Remote Human Resources Strategies for 2021 (And Beyond)
2020 was a year of job losses and significant changes for human resources and hiring teams. While the pandemic will eventually come to an end, many of the changes we’ve seen will stick around — perhaps permanently. So maybe it is time to take a look at your remote human resources strategies?
One of the biggest changes was the swift and complete adoption of remote work. Many businesses that had been resistant to this growing trend faced no choice starting last March. This mandatory, multi-month pilot program has been eye-opening in many positive ways.
Because of this, we can expect remote work — and remote HR — to be a long-term shift. What are some strategies you can use to excel? Here are some ideas.
Excel at Remote Hiring
The first step is to become comfortable with the technology needed for remote hiring. This includes fine-tuning automated resume review software so that you get the applicants you really want. You can also take advantage of pre-interview questionnaires and email references to qualify your candidates further.
When you’re ready for an interview, it’s time for video! Because you can see the candidate and read their body language, video-based interviews are better than telephone options. This technology, which enables you to see how the candidate prepares and reacts in a higher-pressure situation, can help you ensure a better cultural fit along with hiring for the right skills.
As you incorporate video interviews in your hiring process, find ways to keep the process streamlined and give personal attention to top candidates to win them away from competitors. For example, keep the interview short, impactful, and positive.
Embrace the Positive Impact of Remote Work
Many companies have determined that remote work is more cost-effective and sustainable than they imagined. There are fewer late employees, more flexibility, and increased employee satisfaction.
There are also cost-savings for companies. Maintaining fewer desks can mean smaller office spaces and less overhead. Remote work can also lead to increased productivity and a focus on results over time-in-office.
Most of all, remote work allows for increased diversity. People who have health issues and struggle to commute to work daily no longer feel excluded from the talent pool. The fact that people are working from home means they can create the accommodations they need to be successful and overall have a better work environment.
Focus on Employee Engagement
One of the biggest challenges of remote work is keeping employees engaged. While many people enjoy not having to drive to work, others miss the camaraderie of being in an office. Regardless of which side of this fence your employees stand, HR and management must figure out how to actively engage staff.
Start by encouraging each manager to find out what their teams actually want and need. Too often, team-building goes wrong because managers base the effort on someone else’s idea about what matters. In every instance, the team should guide the engagement process.
Leaders should also meet regularly with individual employees. These one-on-one meetings often help minimize any concerns about being forgotten or overlooked for promotions.
There are also virtual team building games you can leverage if they are a fit for your teams and company culture. Many people enjoy the break provided by a virtual scavenger hunt or digital board game – or any chance to do something fun. Do you and your employees a favor, though: Make sure the activities chosen don’t come across as corny or forced.

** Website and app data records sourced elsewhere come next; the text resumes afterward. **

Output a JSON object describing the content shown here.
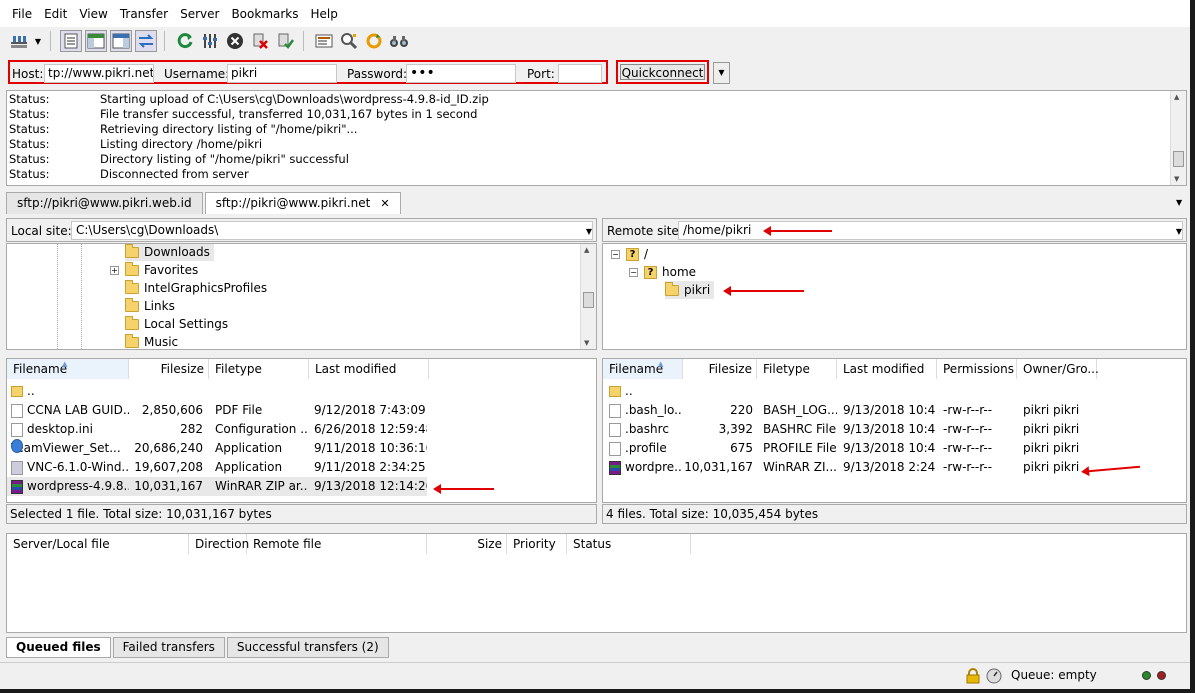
{
  "menu": [
    "File",
    "Edit",
    "View",
    "Transfer",
    "Server",
    "Bookmarks",
    "Help"
  ],
  "toolbar_icons": [
    "site-manager-icon",
    "dropdown-icon",
    "toggle-log-icon",
    "toggle-local-tree-icon",
    "toggle-remote-tree-icon",
    "toggle-queue-icon",
    "refresh-icon",
    "process-queue-icon",
    "cancel-icon",
    "disconnect-icon",
    "reconnect-icon",
    "filter-icon",
    "compare-icon",
    "sync-browse-icon",
    "search-icon"
  ],
  "quickconnect": {
    "host_label": "Host:",
    "host_value": "tp://www.pikri.net",
    "username_label": "Username:",
    "username_value": "pikri",
    "password_label": "Password:",
    "password_value": "•••",
    "port_label": "Port:",
    "port_value": "",
    "button": "Quickconnect"
  },
  "log": [
    {
      "k": "Status:",
      "v": "Starting upload of C:\\Users\\cg\\Downloads\\wordpress-4.9.8-id_ID.zip"
    },
    {
      "k": "Status:",
      "v": "File transfer successful, transferred 10,031,167 bytes in 1 second"
    },
    {
      "k": "Status:",
      "v": "Retrieving directory listing of \"/home/pikri\"..."
    },
    {
      "k": "Status:",
      "v": "Listing directory /home/pikri"
    },
    {
      "k": "Status:",
      "v": "Directory listing of \"/home/pikri\" successful"
    },
    {
      "k": "Status:",
      "v": "Disconnected from server"
    }
  ],
  "tabs": [
    {
      "label": "sftp://pikri@www.pikri.web.id",
      "active": false
    },
    {
      "label": "sftp://pikri@www.pikri.net",
      "active": true,
      "close": "✕"
    }
  ],
  "local": {
    "site_label": "Local site:",
    "path": "C:\\Users\\cg\\Downloads\\",
    "tree": [
      "Downloads",
      "Favorites",
      "IntelGraphicsProfiles",
      "Links",
      "Local Settings",
      "Music"
    ],
    "headers": [
      "Filename",
      "Filesize",
      "Filetype",
      "Last modified"
    ],
    "files": [
      {
        "name": "..",
        "size": "",
        "type": "",
        "modified": "",
        "icon": "folder"
      },
      {
        "name": "CCNA LAB GUID...",
        "size": "2,850,606",
        "type": "PDF File",
        "modified": "9/12/2018 7:43:09 ...",
        "icon": "file"
      },
      {
        "name": "desktop.ini",
        "size": "282",
        "type": "Configuration ...",
        "modified": "6/26/2018 12:59:48...",
        "icon": "file"
      },
      {
        "name": "TeamViewer_Set...",
        "size": "20,686,240",
        "type": "Application",
        "modified": "9/11/2018 10:36:16...",
        "icon": "app"
      },
      {
        "name": "VNC-6.1.0-Wind...",
        "size": "19,607,208",
        "type": "Application",
        "modified": "9/11/2018 2:34:25 ...",
        "icon": "app"
      },
      {
        "name": "wordpress-4.9.8...",
        "size": "10,031,167",
        "type": "WinRAR ZIP ar...",
        "modified": "9/13/2018 12:14:26...",
        "icon": "zip"
      }
    ],
    "status": "Selected 1 file. Total size: 10,031,167 bytes"
  },
  "remote": {
    "site_label": "Remote site:",
    "path": "/home/pikri",
    "tree": [
      "/",
      "home",
      "pikri"
    ],
    "headers": [
      "Filename",
      "Filesize",
      "Filetype",
      "Last modified",
      "Permissions",
      "Owner/Gro..."
    ],
    "files": [
      {
        "name": "..",
        "size": "",
        "type": "",
        "modified": "",
        "perm": "",
        "owner": "",
        "icon": "folder"
      },
      {
        "name": ".bash_lo...",
        "size": "220",
        "type": "BASH_LOG...",
        "modified": "9/13/2018 10:4...",
        "perm": "-rw-r--r--",
        "owner": "pikri pikri",
        "icon": "file"
      },
      {
        "name": ".bashrc",
        "size": "3,392",
        "type": "BASHRC File",
        "modified": "9/13/2018 10:4...",
        "perm": "-rw-r--r--",
        "owner": "pikri pikri",
        "icon": "file"
      },
      {
        "name": ".profile",
        "size": "675",
        "type": "PROFILE File",
        "modified": "9/13/2018 10:4...",
        "perm": "-rw-r--r--",
        "owner": "pikri pikri",
        "icon": "file"
      },
      {
        "name": "wordpre...",
        "size": "10,031,167",
        "type": "WinRAR ZI...",
        "modified": "9/13/2018 2:24:...",
        "perm": "-rw-r--r--",
        "owner": "pikri pikri",
        "icon": "zip"
      }
    ],
    "status": "4 files. Total size: 10,035,454 bytes"
  },
  "queue": {
    "headers": [
      "Server/Local file",
      "Direction",
      "Remote file",
      "Size",
      "Priority",
      "Status"
    ],
    "tabs": [
      "Queued files",
      "Failed transfers",
      "Successful transfers (2)"
    ],
    "status": "Queue: empty"
  },
  "colors": {
    "highlight": "#e00000",
    "folder": "#f5d26a"
  }
}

Support Career Development
As your dispersed team continues to function off-site, be sure to emphasize career training and development to your employees.
The remote work era an excellent opportunity to take advantage of technology and computer-based training. Because companies can tailor these efforts to each individual’s pace and preferences, many companies were already using these methods before the pandemic. Many more companies now offer employees online access to personal and professional growth opportunities such as learning programs provided by LinkedIn or SkillSoft.

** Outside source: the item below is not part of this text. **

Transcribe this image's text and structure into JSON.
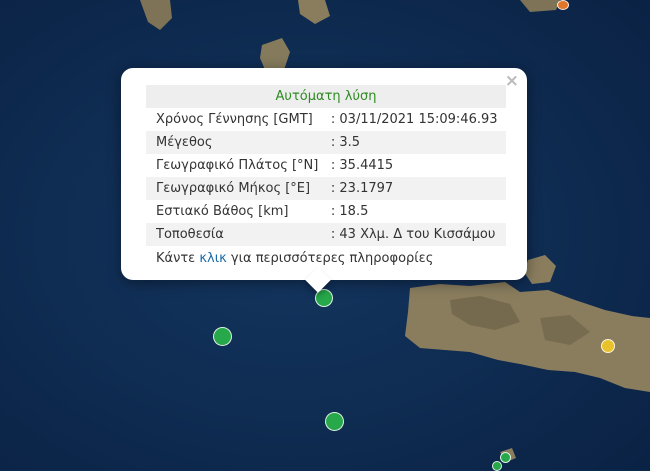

Of course, leaders need to be aware of — and support — their individual team members’ career goals. When people believe their career goals are understood and supported, they are far more likely to be engaged and productive.
Balance In-Office and Remote Teams
Many companies are already managing a combination of in-office and remote workers. One way to make sure this works well is to treat everyone – regardless of their work location – fairly. For example, decision-makers shouldn’t prefer in-office workers for promotions or projects. Similarly, remote employees shouldn’t be the only people given flexibility.
Your leadership team must decide how they will recognize and reward the efforts of all team members. And the leaders themselves must serve as advocates for those people doing good work from home.
Of course, companies can adapt recognition and rewards programs to serve blended workforces well. Moving toward a focus on results rather than time-at-desk, for example, can be a great way to make promotions and raises equitable. When you balance your teams, you give everyone an equal opportunity to excel.
Remote Human Resources: Are You Ready for 2021?
Many leaders and companies continue to struggle with the adjustment to a remote work or blended environment – so you are not alone. One at a time, leverage these remote human resources strategies — and make your adjustment to a long-term remote-based or blended workforce better for your company, and better for your employees.
Here’s to a successful 2021 — and beyond!